As for John, he includes a number of titles (13 in all), the most recent being Warren Carter (2006) and Craig Keener (2003). I was disappointed not to see Gail O’Day or Andrew Lincoln on his list. Ramsey-Michaels was probably too late again for his bibliography. Still, no red flags here and he chose items that will resonate with his own interpretative tendencies.

  1. 7.     Will This Book Appeal to Conservatives, Liberals, or Moderates?

I think it is pretty clear that Boring is a moderate. Let’s take the case of the words of Jesus in the Gospels. In chapter 19, he makes the case that readers of the Gospels should not have overly rigid expectations that the disciples and apostles reproduced the exact words of Jesus. Rather, the genre and attitude towards referencing demonstrates a kind of looseness in quotation. Also, Boring argues, the Evangelists, as storytellers, were permitted by genre and culture a kind of “literary creativity.” Thus, Boring believes the Gospels tell us much about the historical Jesus, but are certainly they are not communicating with uninterpreted facts.

  1. 8.     Is It Too Advanced in Terminology, Depth, and Method for Introductory Students?

The book is certainly too advanced and thorough for freshman undergrads, but I think it could be suitable for serious seminary students. Its size and length are daunting, but it is very well organized, and individual sections are broken down well into bite-size portions.

  1. 9.     If A Student Wanted to Become Knowledgeable in the NT, would This Book Come to My Mind as a Recommendation?

Yes, I think I would recommend this book for those who want a comprehensive introduction to the NT.

  1. 10.  How Does This Book Stack Up Against Green/Achtemeier/Thompson, Powell, LT Johnson, and Carson/Moo?

I think this book is a serious contender in the “NT Introduction” business. I think it would compete best with Luke Timothy Johnson’s Writings. It is the same kind of paperback, B & W Style.


There were some parts of the book that did not appeal to me – such as discussion of a “Johannine Community” or endless pseudepigraphical and partitionary theories for Pauline letters. So, I wouldn’t use this myself as a textbook, since there are some key exegetical pieces that I would have to re-explain to my own students. However, his bookend sections (historical background, canon, history of interp) are all superb. I think those of us who teach intro courses would do very well to have this book at hand for preparation and for our own refreshers, especially regarding socio-historical context.
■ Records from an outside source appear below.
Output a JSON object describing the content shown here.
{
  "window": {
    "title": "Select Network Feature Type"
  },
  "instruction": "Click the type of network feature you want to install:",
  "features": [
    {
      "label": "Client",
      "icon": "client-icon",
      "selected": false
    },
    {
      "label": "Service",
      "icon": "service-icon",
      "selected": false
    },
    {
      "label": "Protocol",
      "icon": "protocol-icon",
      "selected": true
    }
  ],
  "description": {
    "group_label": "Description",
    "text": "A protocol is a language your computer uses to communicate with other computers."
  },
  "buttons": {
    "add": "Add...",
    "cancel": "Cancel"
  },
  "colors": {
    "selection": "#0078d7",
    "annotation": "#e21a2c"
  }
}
Good News: Moving to NY to Teach at Northeastern Seminary This Fall

This week in the Gupta household there has been much rejoicing. Come July 1, 2013, I will begin a permanent position as Assistant Professor at Northeastern Seminary (NES) of Roberts Wesleyan College.

Since 2009, I have been on a national teaching tour: first at Ashland Theological Seminary (visiting), then Seattle Pacific University/Seminary (visiting), and currently at Eastern University (visiting). I am so happy to say when I go to Northeastern, I won’t be  visiting! They have invited me to stay (i.e., “tenure-track”)!

In all seriousness, I have dreamt, since my time in seminary, of teaching at a thriving seminary, working with pastors, missionaries, and other Christian leaders – a place just like NES. I will have outstanding colleagues (you probably know the work of Richard Middleton), wonderful students (some of whom I had the privilege to meet during my interview), and a quaint city (Rochester).

I can honestly say that, from the first interview I had with NES, I knew that this was an ideal place for my teaching and scholarship. The leadership is exemplary, the staff exceptionally warm, and the campus itself (of RWC) is impressive.

God has been incredibly gracious and merciful to us. Many people in my position are struggling to find permanent employment, and I feel like I have been showered with an embarrassment of riches with, not only a job, but one at such a great seminary.

It is sad to leave my wonderful students and excellent colleagues here at Eastern, but I am eager to put roots down in Rochester and stow my suitcases indefinitely. A special thanks to Amy Gupta – she has persevered in move after move and making new friends, new doctors, new schools for the kids. Thanks for all your love and support, Amy!